Component data from apps and pages:
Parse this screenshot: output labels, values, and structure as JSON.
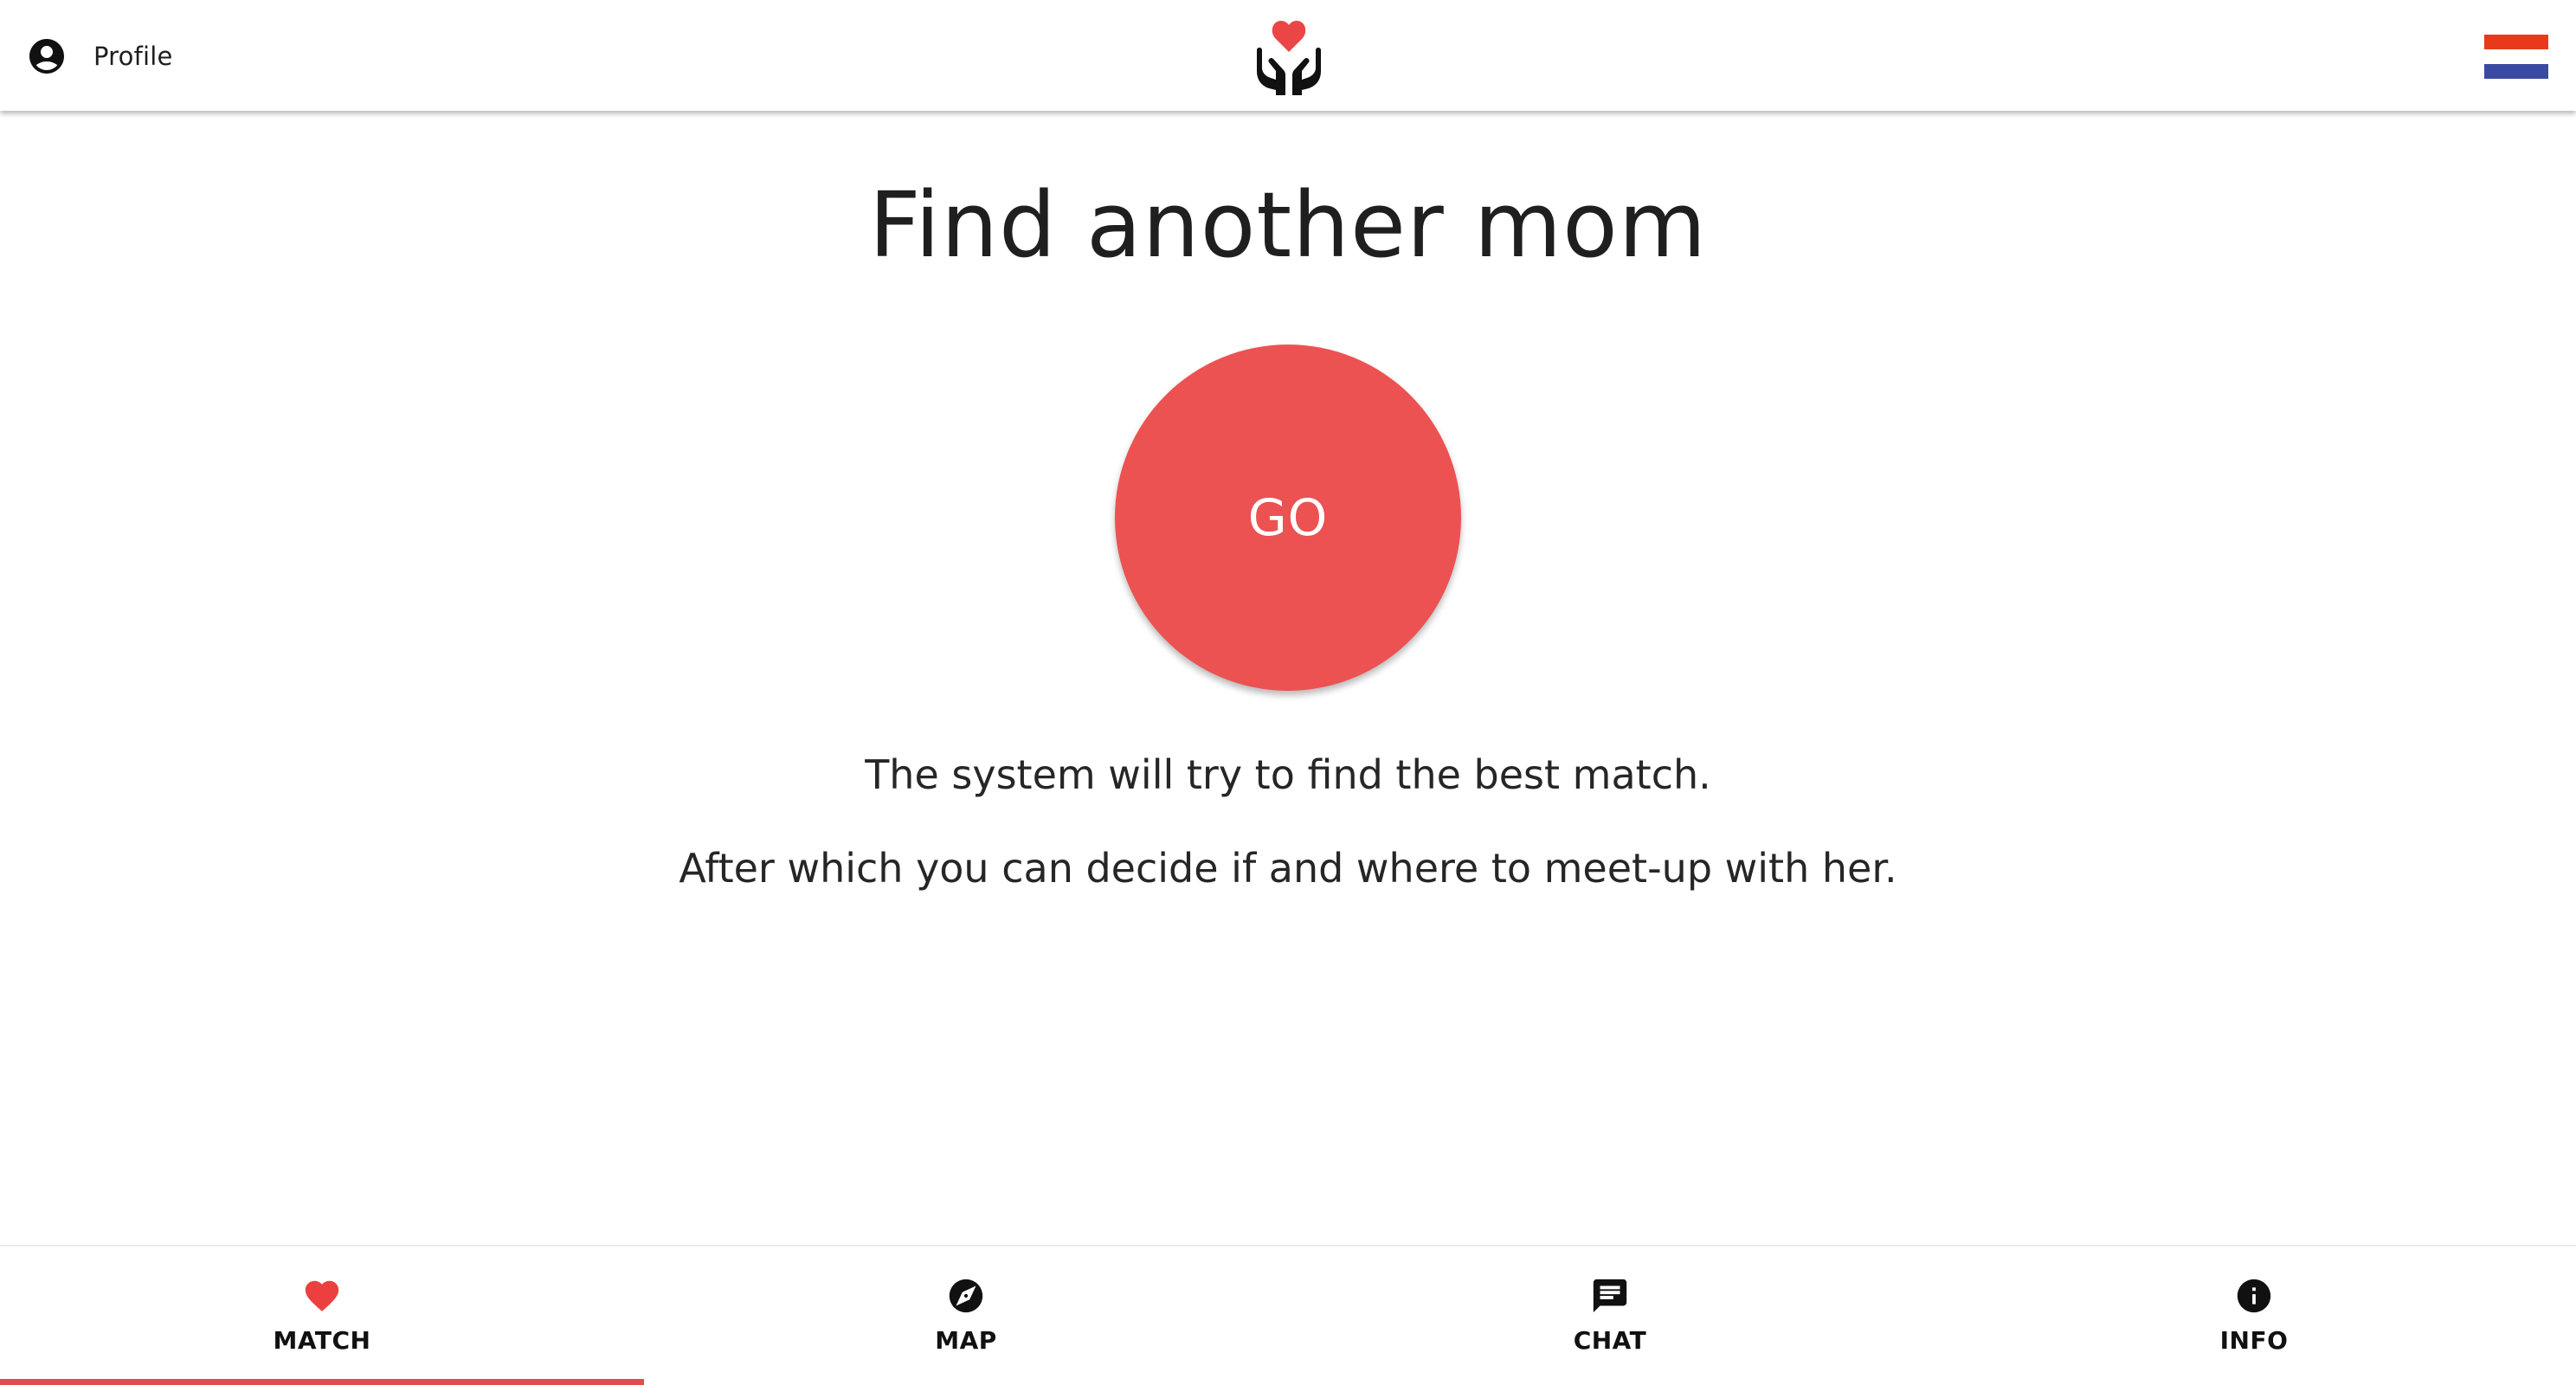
{
  "header": {
    "profile_label": "Profile",
    "profile_icon": "account-circle-icon",
    "logo_icon": "hands-heart-logo",
    "language_icon": "netherlands-flag-icon"
  },
  "main": {
    "title": "Find another mom",
    "go_label": "GO",
    "description_line1": "The system will try to find the best match.",
    "description_line2": "After which you can decide if and where to meet-up with her."
  },
  "bottom_nav": {
    "tabs": [
      {
        "label": "MATCH",
        "icon": "heart-icon",
        "active": true
      },
      {
        "label": "MAP",
        "icon": "compass-icon",
        "active": false
      },
      {
        "label": "CHAT",
        "icon": "chat-icon",
        "active": false
      },
      {
        "label": "INFO",
        "icon": "info-icon",
        "active": false
      }
    ]
  },
  "colors": {
    "accent": "#ec5252",
    "active_tab_indicator": "#e54b4b",
    "flag_red": "#e8391d",
    "flag_white": "#ffffff",
    "flag_blue": "#3a4aa0"
  }
}
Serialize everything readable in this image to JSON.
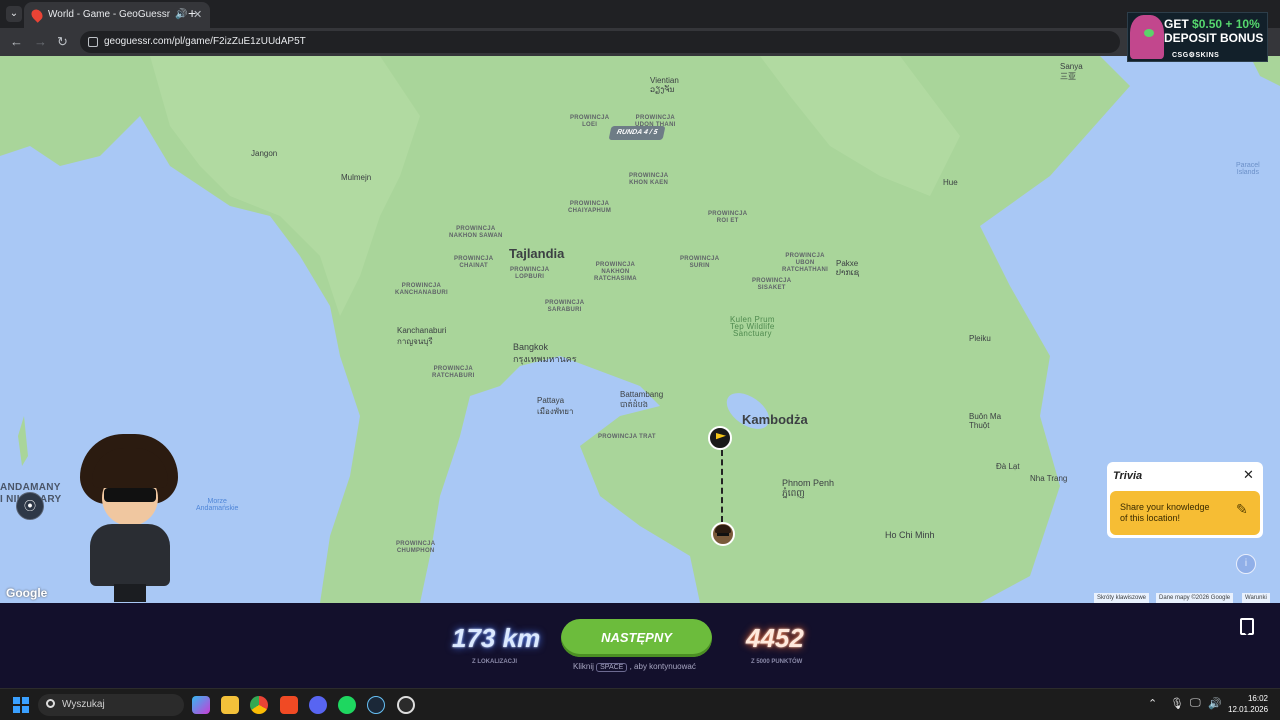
{
  "browser": {
    "tab_title": "World - Game - GeoGuessr",
    "tab_close": "✕",
    "new_tab": "+",
    "url": "geoguessr.com/pl/game/F2izZuE1zUUdAP5T"
  },
  "ad": {
    "line1_a": "GET ",
    "line1_b": "$0.50 + 10%",
    "line2": "DEPOSIT BONUS",
    "brand": "CSG⚙SKINS"
  },
  "map": {
    "round": "RUNDA 4 / 5",
    "countries": [
      "Tajlandia",
      "Kambodża"
    ],
    "cities": [
      {
        "name": "Vientian",
        "sub": "ວຽງຈັນ"
      },
      {
        "name": "Bangkok",
        "sub": "กรุงเทพมหานคร"
      },
      {
        "name": "Phnom Penh",
        "sub": "ភ្នំពេញ"
      },
      {
        "name": "Ho Chi Minh",
        "sub": ""
      },
      {
        "name": "Hue",
        "sub": ""
      },
      {
        "name": "Pakxe",
        "sub": "ປາກເຊ"
      },
      {
        "name": "Pattaya",
        "sub": "เมืองพัทยา"
      },
      {
        "name": "Battambang",
        "sub": "បាត់ដំបង"
      },
      {
        "name": "Kanchanaburi",
        "sub": "กาญจนบุรี"
      },
      {
        "name": "Jangon",
        "sub": ""
      },
      {
        "name": "Mulmejn",
        "sub": ""
      },
      {
        "name": "Sanya",
        "sub": "三亚"
      },
      {
        "name": "Pleiku",
        "sub": ""
      },
      {
        "name": "Buôn Ma Thuột",
        "sub": ""
      },
      {
        "name": "Đà Lạt",
        "sub": ""
      },
      {
        "name": "Nha Trang",
        "sub": ""
      }
    ],
    "provinces": [
      "PROWINCJA\nUDON THANI",
      "PROWINCJA\nKHON KAEN",
      "PROWINCJA\nNAKHON\nRATCHASIMA",
      "PROWINCJA\nCHAIYAPHUM",
      "PROWINCJA\nROI ET",
      "PROWINCJA\nSURIN",
      "PROWINCJA\nLOEI",
      "PROWINCJA\nKANCHANABURI",
      "PROWINCJA\nSISAKET",
      "PROWINCJA\nUBON\nRATCHATHANI",
      "PROWINCJA\nNAKHON SAWAN",
      "PROWINCJA\nCHAINAT",
      "PROWINCJA\nLOPBURI",
      "PROWINCJA\nSARABURI",
      "PROWINCJA\nRATCHABURI",
      "PROWINCJA TRAT",
      "PROWINCJA\nCHUMPHON"
    ],
    "park": "Kulen Prum\nTep Wildlife\nSanctuary",
    "seas": [
      "Morze\nAndamańskie",
      "Paracel\nIslands"
    ],
    "left_edge": "ANDAMANY\nI NIKOBARY",
    "footer": [
      "Skróty klawiszowe",
      "Dane mapy ©2026 Google",
      "Warunki"
    ],
    "google": "Google"
  },
  "trivia": {
    "title": "Trivia",
    "close": "✕",
    "prompt": "Share your knowledge\nof this location!"
  },
  "result": {
    "distance": "173 km",
    "distance_sub": "Z LOKALIZACJI",
    "next_label": "NASTĘPNY",
    "hint_before": "Kliknij",
    "hint_key": "SPACE",
    "hint_after": ", aby kontynuować",
    "score": "4452",
    "score_sub": "Z 5000 PUNKTÓW"
  },
  "taskbar": {
    "search_placeholder": "Wyszukaj",
    "time": "16:02",
    "date": "12.01.2026"
  },
  "colors": {
    "land": "#a9d59a",
    "water": "#a9c8f5",
    "next_button": "#6cbc3c",
    "trivia_box": "#f6bd34",
    "game_bar": "#13102c"
  }
}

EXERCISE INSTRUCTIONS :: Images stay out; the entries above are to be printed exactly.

SOLUTION ::
Parse this screenshot: output labels, values, and structure as JSON.
{
  "header": {
    "profile_label": "Profile",
    "profile_icon": "account-circle-icon",
    "logo_icon": "hands-heart-logo",
    "language_icon": "netherlands-flag-icon"
  },
  "main": {
    "title": "Find another mom",
    "go_label": "GO",
    "description_line1": "The system will try to find the best match.",
    "description_line2": "After which you can decide if and where to meet-up with her."
  },
  "bottom_nav": {
    "tabs": [
      {
        "label": "MATCH",
        "icon": "heart-icon",
        "active": true
      },
      {
        "label": "MAP",
        "icon": "compass-icon",
        "active": false
      },
      {
        "label": "CHAT",
        "icon": "chat-icon",
        "active": false
      },
      {
        "label": "INFO",
        "icon": "info-icon",
        "active": false
      }
    ]
  },
  "colors": {
    "accent": "#ec5252",
    "active_tab_indicator": "#e54b4b",
    "flag_red": "#e8391d",
    "flag_white": "#ffffff",
    "flag_blue": "#3a4aa0"
  }
}
Serialize everything readable in this image to JSON.
{
  "browser": {
    "tab_title": "World - Game - GeoGuessr",
    "tab_close": "✕",
    "new_tab": "+",
    "url": "geoguessr.com/pl/game/F2izZuE1zUUdAP5T"
  },
  "ad": {
    "line1_a": "GET ",
    "line1_b": "$0.50 + 10%",
    "line2": "DEPOSIT BONUS",
    "brand": "CSG⚙SKINS"
  },
  "map": {
    "round": "RUNDA 4 / 5",
    "countries": [
      "Tajlandia",
      "Kambodża"
    ],
    "cities": [
      {
        "name": "Vientian",
        "sub": "ວຽງຈັນ"
      },
      {
        "name": "Bangkok",
        "sub": "กรุงเทพมหานคร"
      },
      {
        "name": "Phnom Penh",
        "sub": "ភ្នំពេញ"
      },
      {
        "name": "Ho Chi Minh",
        "sub": ""
      },
      {
        "name": "Hue",
        "sub": ""
      },
      {
        "name": "Pakxe",
        "sub": "ປາກເຊ"
      },
      {
        "name": "Pattaya",
        "sub": "เมืองพัทยา"
      },
      {
        "name": "Battambang",
        "sub": "បាត់ដំបង"
      },
      {
        "name": "Kanchanaburi",
        "sub": "กาญจนบุรี"
      },
      {
        "name": "Jangon",
        "sub": ""
      },
      {
        "name": "Mulmejn",
        "sub": ""
      },
      {
        "name": "Sanya",
        "sub": "三亚"
      },
      {
        "name": "Pleiku",
        "sub": ""
      },
      {
        "name": "Buôn Ma Thuột",
        "sub": ""
      },
      {
        "name": "Đà Lạt",
        "sub": ""
      },
      {
        "name": "Nha Trang",
        "sub": ""
      }
    ],
    "provinces": [
      "PROWINCJA\nUDON THANI",
      "PROWINCJA\nKHON KAEN",
      "PROWINCJA\nNAKHON\nRATCHASIMA",
      "PROWINCJA\nCHAIYAPHUM",
      "PROWINCJA\nROI ET",
      "PROWINCJA\nSURIN",
      "PROWINCJA\nLOEI",
      "PROWINCJA\nKANCHANABURI",
      "PROWINCJA\nSISAKET",
      "PROWINCJA\nUBON\nRATCHATHANI",
      "PROWINCJA\nNAKHON SAWAN",
      "PROWINCJA\nCHAINAT",
      "PROWINCJA\nLOPBURI",
      "PROWINCJA\nSARABURI",
      "PROWINCJA\nRATCHABURI",
      "PROWINCJA TRAT",
      "PROWINCJA\nCHUMPHON"
    ],
    "park": "Kulen Prum\nTep Wildlife\nSanctuary",
    "seas": [
      "Morze\nAndamańskie",
      "Paracel\nIslands"
    ],
    "left_edge": "ANDAMANY\nI NIKOBARY",
    "footer": [
      "Skróty klawiszowe",
      "Dane mapy ©2026 Google",
      "Warunki"
    ],
    "google": "Google"
  },
  "trivia": {
    "title": "Trivia",
    "close": "✕",
    "prompt": "Share your knowledge\nof this location!"
  },
  "result": {
    "distance": "173 km",
    "distance_sub": "Z LOKALIZACJI",
    "next_label": "NASTĘPNY",
    "hint_before": "Kliknij",
    "hint_key": "SPACE",
    "hint_after": ", aby kontynuować",
    "score": "4452",
    "score_sub": "Z 5000 PUNKTÓW"
  },
  "taskbar": {
    "search_placeholder": "Wyszukaj",
    "time": "16:02",
    "date": "12.01.2026"
  },
  "colors": {
    "land": "#a9d59a",
    "water": "#a9c8f5",
    "next_button": "#6cbc3c",
    "trivia_box": "#f6bd34",
    "game_bar": "#13102c"
  }
}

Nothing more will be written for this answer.